WHAT YOU WILL DO
Write out again, exactly as they stand, the line that includes "Transcribe this image's" and all remaining lines of the entries.

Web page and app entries
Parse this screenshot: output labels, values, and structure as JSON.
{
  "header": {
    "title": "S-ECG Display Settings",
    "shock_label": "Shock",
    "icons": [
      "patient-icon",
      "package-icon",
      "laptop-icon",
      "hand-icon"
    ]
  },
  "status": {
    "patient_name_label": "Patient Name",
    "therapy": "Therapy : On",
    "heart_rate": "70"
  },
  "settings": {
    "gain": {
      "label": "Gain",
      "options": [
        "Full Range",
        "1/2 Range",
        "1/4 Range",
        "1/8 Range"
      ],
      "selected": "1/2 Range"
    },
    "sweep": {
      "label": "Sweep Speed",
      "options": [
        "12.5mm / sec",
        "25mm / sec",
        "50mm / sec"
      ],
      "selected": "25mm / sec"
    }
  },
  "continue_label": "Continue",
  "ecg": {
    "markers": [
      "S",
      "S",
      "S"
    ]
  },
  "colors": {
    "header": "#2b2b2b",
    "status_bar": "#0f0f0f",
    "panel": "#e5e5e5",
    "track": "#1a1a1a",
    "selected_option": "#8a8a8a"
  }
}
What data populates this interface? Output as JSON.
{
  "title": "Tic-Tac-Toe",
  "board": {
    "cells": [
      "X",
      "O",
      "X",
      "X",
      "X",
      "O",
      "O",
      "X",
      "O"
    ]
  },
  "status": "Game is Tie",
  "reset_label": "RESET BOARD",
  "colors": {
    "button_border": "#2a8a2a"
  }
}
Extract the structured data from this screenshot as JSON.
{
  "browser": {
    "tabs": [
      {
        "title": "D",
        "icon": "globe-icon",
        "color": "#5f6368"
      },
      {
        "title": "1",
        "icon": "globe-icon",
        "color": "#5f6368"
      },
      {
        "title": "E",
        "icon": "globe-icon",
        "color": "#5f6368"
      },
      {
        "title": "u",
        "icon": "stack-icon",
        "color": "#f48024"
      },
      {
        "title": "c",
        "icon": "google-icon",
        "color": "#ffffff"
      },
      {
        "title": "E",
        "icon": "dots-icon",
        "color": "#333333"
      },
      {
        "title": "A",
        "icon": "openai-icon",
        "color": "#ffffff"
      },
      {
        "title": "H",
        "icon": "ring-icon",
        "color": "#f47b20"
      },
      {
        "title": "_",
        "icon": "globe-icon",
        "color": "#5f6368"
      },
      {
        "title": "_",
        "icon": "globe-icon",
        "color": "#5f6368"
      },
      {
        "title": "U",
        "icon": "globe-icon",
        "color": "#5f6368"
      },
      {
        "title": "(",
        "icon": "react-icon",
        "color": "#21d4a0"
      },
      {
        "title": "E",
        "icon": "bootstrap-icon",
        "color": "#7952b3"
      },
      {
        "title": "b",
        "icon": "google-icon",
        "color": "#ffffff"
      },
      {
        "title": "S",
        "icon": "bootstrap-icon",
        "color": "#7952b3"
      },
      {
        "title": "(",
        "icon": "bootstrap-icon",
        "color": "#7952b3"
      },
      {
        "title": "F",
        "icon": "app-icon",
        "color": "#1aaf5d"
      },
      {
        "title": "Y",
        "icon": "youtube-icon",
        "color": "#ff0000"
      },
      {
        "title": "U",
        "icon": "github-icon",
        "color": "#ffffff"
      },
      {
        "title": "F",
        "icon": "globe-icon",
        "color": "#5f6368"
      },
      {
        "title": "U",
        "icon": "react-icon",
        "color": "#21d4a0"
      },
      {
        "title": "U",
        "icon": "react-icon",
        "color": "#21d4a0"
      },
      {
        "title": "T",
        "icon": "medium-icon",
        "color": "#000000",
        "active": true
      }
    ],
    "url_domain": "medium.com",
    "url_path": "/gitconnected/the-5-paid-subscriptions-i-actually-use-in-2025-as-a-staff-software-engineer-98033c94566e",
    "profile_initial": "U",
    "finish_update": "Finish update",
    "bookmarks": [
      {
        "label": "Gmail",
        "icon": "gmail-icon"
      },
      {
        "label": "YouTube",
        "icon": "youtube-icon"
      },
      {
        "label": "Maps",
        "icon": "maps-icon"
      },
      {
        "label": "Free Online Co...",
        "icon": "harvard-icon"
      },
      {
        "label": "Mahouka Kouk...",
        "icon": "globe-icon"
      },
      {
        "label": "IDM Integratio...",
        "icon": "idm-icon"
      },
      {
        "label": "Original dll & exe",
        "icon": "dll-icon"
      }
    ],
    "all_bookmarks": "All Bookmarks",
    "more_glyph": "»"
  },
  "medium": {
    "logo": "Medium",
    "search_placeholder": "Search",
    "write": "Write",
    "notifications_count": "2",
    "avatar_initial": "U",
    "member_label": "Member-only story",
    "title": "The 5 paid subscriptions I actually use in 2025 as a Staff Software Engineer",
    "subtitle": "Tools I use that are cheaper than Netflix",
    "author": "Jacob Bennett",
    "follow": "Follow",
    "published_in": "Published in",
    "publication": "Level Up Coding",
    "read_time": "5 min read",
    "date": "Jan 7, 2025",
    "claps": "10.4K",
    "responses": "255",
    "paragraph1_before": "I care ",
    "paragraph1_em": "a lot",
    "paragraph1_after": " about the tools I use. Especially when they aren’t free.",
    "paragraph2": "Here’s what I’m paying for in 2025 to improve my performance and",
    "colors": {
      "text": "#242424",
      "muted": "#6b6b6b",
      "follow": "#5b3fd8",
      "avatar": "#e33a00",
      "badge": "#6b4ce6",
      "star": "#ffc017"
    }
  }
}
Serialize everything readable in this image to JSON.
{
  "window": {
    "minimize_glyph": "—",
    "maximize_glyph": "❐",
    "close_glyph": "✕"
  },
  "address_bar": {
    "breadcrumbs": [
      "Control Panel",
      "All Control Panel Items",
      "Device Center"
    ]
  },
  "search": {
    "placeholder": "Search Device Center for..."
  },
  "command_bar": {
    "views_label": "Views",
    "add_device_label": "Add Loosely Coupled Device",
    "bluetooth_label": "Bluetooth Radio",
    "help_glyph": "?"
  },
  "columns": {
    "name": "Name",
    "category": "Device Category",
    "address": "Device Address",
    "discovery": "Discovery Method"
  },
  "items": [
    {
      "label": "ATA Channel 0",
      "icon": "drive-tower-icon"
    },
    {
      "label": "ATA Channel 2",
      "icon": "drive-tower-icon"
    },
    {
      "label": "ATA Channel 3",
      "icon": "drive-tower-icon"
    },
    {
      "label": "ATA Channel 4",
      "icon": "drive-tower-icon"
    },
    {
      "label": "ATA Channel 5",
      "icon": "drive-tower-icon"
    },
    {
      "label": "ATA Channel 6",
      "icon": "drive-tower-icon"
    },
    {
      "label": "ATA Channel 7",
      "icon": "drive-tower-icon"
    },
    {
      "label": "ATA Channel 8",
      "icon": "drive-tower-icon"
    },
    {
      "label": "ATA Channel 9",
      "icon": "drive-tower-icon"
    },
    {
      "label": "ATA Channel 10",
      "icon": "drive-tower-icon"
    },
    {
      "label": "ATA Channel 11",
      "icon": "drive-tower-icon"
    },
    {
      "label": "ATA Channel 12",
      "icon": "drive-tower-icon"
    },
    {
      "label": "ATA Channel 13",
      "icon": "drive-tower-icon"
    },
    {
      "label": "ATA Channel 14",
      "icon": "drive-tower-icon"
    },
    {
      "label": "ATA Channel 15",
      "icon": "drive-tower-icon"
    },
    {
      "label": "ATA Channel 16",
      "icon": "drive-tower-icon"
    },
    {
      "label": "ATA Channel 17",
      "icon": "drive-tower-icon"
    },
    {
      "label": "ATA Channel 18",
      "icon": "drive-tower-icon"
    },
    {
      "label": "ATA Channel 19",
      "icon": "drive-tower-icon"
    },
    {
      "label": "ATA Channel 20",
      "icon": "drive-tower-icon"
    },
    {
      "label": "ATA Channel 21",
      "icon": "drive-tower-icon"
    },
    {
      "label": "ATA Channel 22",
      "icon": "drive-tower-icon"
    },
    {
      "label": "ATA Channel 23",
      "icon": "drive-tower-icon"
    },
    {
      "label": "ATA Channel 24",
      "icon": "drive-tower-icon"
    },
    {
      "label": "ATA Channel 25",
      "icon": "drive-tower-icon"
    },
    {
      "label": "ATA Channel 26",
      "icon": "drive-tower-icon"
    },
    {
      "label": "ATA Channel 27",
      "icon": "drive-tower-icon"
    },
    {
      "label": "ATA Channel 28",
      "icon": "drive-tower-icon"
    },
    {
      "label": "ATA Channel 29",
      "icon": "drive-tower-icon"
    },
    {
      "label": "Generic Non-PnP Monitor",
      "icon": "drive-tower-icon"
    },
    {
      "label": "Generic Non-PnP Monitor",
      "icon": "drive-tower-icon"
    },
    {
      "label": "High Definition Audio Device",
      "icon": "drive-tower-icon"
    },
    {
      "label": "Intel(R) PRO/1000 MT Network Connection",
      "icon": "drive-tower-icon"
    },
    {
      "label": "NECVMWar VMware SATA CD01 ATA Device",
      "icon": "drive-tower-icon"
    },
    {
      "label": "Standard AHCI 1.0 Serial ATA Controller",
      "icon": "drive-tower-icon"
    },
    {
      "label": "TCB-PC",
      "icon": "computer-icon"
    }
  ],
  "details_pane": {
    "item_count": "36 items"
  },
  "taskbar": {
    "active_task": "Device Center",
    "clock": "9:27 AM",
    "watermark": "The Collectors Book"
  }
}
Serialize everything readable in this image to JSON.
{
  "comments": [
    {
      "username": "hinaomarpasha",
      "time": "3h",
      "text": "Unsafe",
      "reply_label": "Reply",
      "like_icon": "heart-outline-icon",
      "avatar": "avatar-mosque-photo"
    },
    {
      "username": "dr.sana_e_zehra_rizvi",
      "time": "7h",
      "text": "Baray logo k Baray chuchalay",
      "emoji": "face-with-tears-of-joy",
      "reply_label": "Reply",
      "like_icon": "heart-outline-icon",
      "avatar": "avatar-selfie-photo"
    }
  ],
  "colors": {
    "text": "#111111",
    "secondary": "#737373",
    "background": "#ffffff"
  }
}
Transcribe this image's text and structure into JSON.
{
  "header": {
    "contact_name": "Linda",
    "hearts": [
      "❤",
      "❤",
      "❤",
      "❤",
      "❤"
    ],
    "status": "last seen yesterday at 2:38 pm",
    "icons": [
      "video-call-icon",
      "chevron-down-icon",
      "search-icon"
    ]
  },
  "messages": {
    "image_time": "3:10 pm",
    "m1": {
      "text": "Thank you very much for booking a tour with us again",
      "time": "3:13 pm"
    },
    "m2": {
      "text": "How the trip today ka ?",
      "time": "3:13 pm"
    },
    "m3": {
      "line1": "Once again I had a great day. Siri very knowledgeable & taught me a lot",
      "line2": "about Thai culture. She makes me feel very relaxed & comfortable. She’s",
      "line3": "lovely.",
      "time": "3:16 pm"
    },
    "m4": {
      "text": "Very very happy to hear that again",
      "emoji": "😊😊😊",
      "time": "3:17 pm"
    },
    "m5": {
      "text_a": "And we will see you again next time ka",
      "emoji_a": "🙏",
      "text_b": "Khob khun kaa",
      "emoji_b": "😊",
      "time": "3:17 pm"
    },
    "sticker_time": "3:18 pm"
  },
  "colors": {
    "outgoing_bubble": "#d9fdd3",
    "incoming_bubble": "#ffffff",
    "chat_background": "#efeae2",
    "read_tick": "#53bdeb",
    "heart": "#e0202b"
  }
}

RESULT
Transcribe this image's text and structure into JSON.
{
  "header": {
    "contact_name": "Linda",
    "hearts": [
      "❤",
      "❤",
      "❤",
      "❤",
      "❤"
    ],
    "status": "last seen yesterday at 2:38 pm",
    "icons": [
      "video-call-icon",
      "chevron-down-icon",
      "search-icon"
    ]
  },
  "messages": {
    "image_time": "3:10 pm",
    "m1": {
      "text": "Thank you very much for booking a tour with us again",
      "time": "3:13 pm"
    },
    "m2": {
      "text": "How the trip today ka ?",
      "time": "3:13 pm"
    },
    "m3": {
      "line1": "Once again I had a great day. Siri very knowledgeable & taught me a lot",
      "line2": "about Thai culture. She makes me feel very relaxed & comfortable. She’s",
      "line3": "lovely.",
      "time": "3:16 pm"
    },
    "m4": {
      "text": "Very very happy to hear that again",
      "emoji": "😊😊😊",
      "time": "3:17 pm"
    },
    "m5": {
      "text_a": "And we will see you again next time ka",
      "emoji_a": "🙏",
      "text_b": "Khob khun kaa",
      "emoji_b": "😊",
      "time": "3:17 pm"
    },
    "sticker_time": "3:18 pm"
  },
  "colors": {
    "outgoing_bubble": "#d9fdd3",
    "incoming_bubble": "#ffffff",
    "chat_background": "#efeae2",
    "read_tick": "#53bdeb",
    "heart": "#e0202b"
  }
}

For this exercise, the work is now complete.